**Your instructions**
Would you please set down the entries below exactly as shown?

**Supplied records**
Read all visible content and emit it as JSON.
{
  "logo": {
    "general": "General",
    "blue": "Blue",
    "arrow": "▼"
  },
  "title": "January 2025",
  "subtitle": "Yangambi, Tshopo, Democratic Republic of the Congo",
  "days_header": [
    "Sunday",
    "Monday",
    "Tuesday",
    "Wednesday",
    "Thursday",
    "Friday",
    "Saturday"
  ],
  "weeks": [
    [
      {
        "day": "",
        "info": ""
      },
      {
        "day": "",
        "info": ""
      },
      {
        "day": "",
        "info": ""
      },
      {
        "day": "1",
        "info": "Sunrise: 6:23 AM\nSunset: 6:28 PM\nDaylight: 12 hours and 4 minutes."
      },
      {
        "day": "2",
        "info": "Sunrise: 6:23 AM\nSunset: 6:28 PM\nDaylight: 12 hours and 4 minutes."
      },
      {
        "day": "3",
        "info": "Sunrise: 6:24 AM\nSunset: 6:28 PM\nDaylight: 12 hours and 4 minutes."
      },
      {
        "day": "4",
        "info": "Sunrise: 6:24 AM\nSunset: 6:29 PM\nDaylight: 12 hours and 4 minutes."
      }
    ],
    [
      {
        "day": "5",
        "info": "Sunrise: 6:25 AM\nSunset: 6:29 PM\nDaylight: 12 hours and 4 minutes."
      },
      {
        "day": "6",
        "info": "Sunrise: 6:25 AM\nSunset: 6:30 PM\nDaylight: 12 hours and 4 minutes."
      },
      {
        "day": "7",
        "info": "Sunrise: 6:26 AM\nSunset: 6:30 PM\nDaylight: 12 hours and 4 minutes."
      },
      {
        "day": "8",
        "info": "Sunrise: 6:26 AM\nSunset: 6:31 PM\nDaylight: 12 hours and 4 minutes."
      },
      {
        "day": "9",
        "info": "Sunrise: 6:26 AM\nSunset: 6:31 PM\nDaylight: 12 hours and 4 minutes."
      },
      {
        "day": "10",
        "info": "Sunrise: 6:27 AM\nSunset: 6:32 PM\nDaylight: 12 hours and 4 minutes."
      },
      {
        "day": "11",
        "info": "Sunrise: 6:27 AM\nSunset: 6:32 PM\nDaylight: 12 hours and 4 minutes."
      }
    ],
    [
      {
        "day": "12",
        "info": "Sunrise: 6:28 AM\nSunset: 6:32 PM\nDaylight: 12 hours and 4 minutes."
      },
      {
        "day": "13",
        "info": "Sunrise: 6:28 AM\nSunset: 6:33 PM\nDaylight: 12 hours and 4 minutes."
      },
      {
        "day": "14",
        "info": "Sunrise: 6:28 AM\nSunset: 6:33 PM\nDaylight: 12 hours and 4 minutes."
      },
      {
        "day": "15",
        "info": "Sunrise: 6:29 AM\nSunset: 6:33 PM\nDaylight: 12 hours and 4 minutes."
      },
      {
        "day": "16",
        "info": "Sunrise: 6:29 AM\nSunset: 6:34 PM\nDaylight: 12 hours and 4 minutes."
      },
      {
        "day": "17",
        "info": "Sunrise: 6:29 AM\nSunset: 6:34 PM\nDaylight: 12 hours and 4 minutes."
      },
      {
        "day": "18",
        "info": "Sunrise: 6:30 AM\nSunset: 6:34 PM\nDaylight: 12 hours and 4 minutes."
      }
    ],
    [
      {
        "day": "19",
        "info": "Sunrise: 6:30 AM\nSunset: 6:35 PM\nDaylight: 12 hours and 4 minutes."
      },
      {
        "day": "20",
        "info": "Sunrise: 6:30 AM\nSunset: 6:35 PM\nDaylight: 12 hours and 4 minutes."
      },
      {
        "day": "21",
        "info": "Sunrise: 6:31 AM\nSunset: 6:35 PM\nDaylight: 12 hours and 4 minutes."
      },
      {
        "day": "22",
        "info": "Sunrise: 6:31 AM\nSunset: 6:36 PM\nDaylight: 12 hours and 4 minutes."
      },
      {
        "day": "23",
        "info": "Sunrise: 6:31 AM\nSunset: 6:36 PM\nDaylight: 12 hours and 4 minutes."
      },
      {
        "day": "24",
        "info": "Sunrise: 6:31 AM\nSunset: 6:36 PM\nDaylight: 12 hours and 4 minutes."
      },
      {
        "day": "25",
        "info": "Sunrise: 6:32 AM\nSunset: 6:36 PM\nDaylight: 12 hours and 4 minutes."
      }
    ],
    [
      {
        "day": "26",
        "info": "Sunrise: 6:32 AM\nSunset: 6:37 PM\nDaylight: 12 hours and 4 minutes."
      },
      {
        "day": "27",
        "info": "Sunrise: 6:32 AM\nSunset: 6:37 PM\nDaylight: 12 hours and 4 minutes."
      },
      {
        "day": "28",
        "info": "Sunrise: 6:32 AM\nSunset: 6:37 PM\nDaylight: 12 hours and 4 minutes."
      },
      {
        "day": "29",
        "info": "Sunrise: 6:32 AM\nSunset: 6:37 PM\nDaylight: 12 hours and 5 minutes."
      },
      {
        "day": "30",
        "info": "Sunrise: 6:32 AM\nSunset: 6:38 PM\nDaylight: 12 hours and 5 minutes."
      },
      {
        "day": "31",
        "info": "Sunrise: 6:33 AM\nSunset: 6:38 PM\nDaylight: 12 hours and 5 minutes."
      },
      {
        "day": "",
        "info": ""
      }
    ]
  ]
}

**Answer to the problem**
Read all visible content and emit it as JSON.
{
  "logo": {
    "general": "General",
    "blue": "Blue",
    "arrow": "▼"
  },
  "title": "January 2025",
  "subtitle": "Yangambi, Tshopo, Democratic Republic of the Congo",
  "days_header": [
    "Sunday",
    "Monday",
    "Tuesday",
    "Wednesday",
    "Thursday",
    "Friday",
    "Saturday"
  ],
  "weeks": [
    [
      {
        "day": "",
        "info": ""
      },
      {
        "day": "",
        "info": ""
      },
      {
        "day": "",
        "info": ""
      },
      {
        "day": "1",
        "info": "Sunrise: 6:23 AM\nSunset: 6:28 PM\nDaylight: 12 hours and 4 minutes."
      },
      {
        "day": "2",
        "info": "Sunrise: 6:23 AM\nSunset: 6:28 PM\nDaylight: 12 hours and 4 minutes."
      },
      {
        "day": "3",
        "info": "Sunrise: 6:24 AM\nSunset: 6:28 PM\nDaylight: 12 hours and 4 minutes."
      },
      {
        "day": "4",
        "info": "Sunrise: 6:24 AM\nSunset: 6:29 PM\nDaylight: 12 hours and 4 minutes."
      }
    ],
    [
      {
        "day": "5",
        "info": "Sunrise: 6:25 AM\nSunset: 6:29 PM\nDaylight: 12 hours and 4 minutes."
      },
      {
        "day": "6",
        "info": "Sunrise: 6:25 AM\nSunset: 6:30 PM\nDaylight: 12 hours and 4 minutes."
      },
      {
        "day": "7",
        "info": "Sunrise: 6:26 AM\nSunset: 6:30 PM\nDaylight: 12 hours and 4 minutes."
      },
      {
        "day": "8",
        "info": "Sunrise: 6:26 AM\nSunset: 6:31 PM\nDaylight: 12 hours and 4 minutes."
      },
      {
        "day": "9",
        "info": "Sunrise: 6:26 AM\nSunset: 6:31 PM\nDaylight: 12 hours and 4 minutes."
      },
      {
        "day": "10",
        "info": "Sunrise: 6:27 AM\nSunset: 6:32 PM\nDaylight: 12 hours and 4 minutes."
      },
      {
        "day": "11",
        "info": "Sunrise: 6:27 AM\nSunset: 6:32 PM\nDaylight: 12 hours and 4 minutes."
      }
    ],
    [
      {
        "day": "12",
        "info": "Sunrise: 6:28 AM\nSunset: 6:32 PM\nDaylight: 12 hours and 4 minutes."
      },
      {
        "day": "13",
        "info": "Sunrise: 6:28 AM\nSunset: 6:33 PM\nDaylight: 12 hours and 4 minutes."
      },
      {
        "day": "14",
        "info": "Sunrise: 6:28 AM\nSunset: 6:33 PM\nDaylight: 12 hours and 4 minutes."
      },
      {
        "day": "15",
        "info": "Sunrise: 6:29 AM\nSunset: 6:33 PM\nDaylight: 12 hours and 4 minutes."
      },
      {
        "day": "16",
        "info": "Sunrise: 6:29 AM\nSunset: 6:34 PM\nDaylight: 12 hours and 4 minutes."
      },
      {
        "day": "17",
        "info": "Sunrise: 6:29 AM\nSunset: 6:34 PM\nDaylight: 12 hours and 4 minutes."
      },
      {
        "day": "18",
        "info": "Sunrise: 6:30 AM\nSunset: 6:34 PM\nDaylight: 12 hours and 4 minutes."
      }
    ],
    [
      {
        "day": "19",
        "info": "Sunrise: 6:30 AM\nSunset: 6:35 PM\nDaylight: 12 hours and 4 minutes."
      },
      {
        "day": "20",
        "info": "Sunrise: 6:30 AM\nSunset: 6:35 PM\nDaylight: 12 hours and 4 minutes."
      },
      {
        "day": "21",
        "info": "Sunrise: 6:31 AM\nSunset: 6:35 PM\nDaylight: 12 hours and 4 minutes."
      },
      {
        "day": "22",
        "info": "Sunrise: 6:31 AM\nSunset: 6:36 PM\nDaylight: 12 hours and 4 minutes."
      },
      {
        "day": "23",
        "info": "Sunrise: 6:31 AM\nSunset: 6:36 PM\nDaylight: 12 hours and 4 minutes."
      },
      {
        "day": "24",
        "info": "Sunrise: 6:31 AM\nSunset: 6:36 PM\nDaylight: 12 hours and 4 minutes."
      },
      {
        "day": "25",
        "info": "Sunrise: 6:32 AM\nSunset: 6:36 PM\nDaylight: 12 hours and 4 minutes."
      }
    ],
    [
      {
        "day": "26",
        "info": "Sunrise: 6:32 AM\nSunset: 6:37 PM\nDaylight: 12 hours and 4 minutes."
      },
      {
        "day": "27",
        "info": "Sunrise: 6:32 AM\nSunset: 6:37 PM\nDaylight: 12 hours and 4 minutes."
      },
      {
        "day": "28",
        "info": "Sunrise: 6:32 AM\nSunset: 6:37 PM\nDaylight: 12 hours and 4 minutes."
      },
      {
        "day": "29",
        "info": "Sunrise: 6:32 AM\nSunset: 6:37 PM\nDaylight: 12 hours and 5 minutes."
      },
      {
        "day": "30",
        "info": "Sunrise: 6:32 AM\nSunset: 6:38 PM\nDaylight: 12 hours and 5 minutes."
      },
      {
        "day": "31",
        "info": "Sunrise: 6:33 AM\nSunset: 6:38 PM\nDaylight: 12 hours and 5 minutes."
      },
      {
        "day": "",
        "info": ""
      }
    ]
  ]
}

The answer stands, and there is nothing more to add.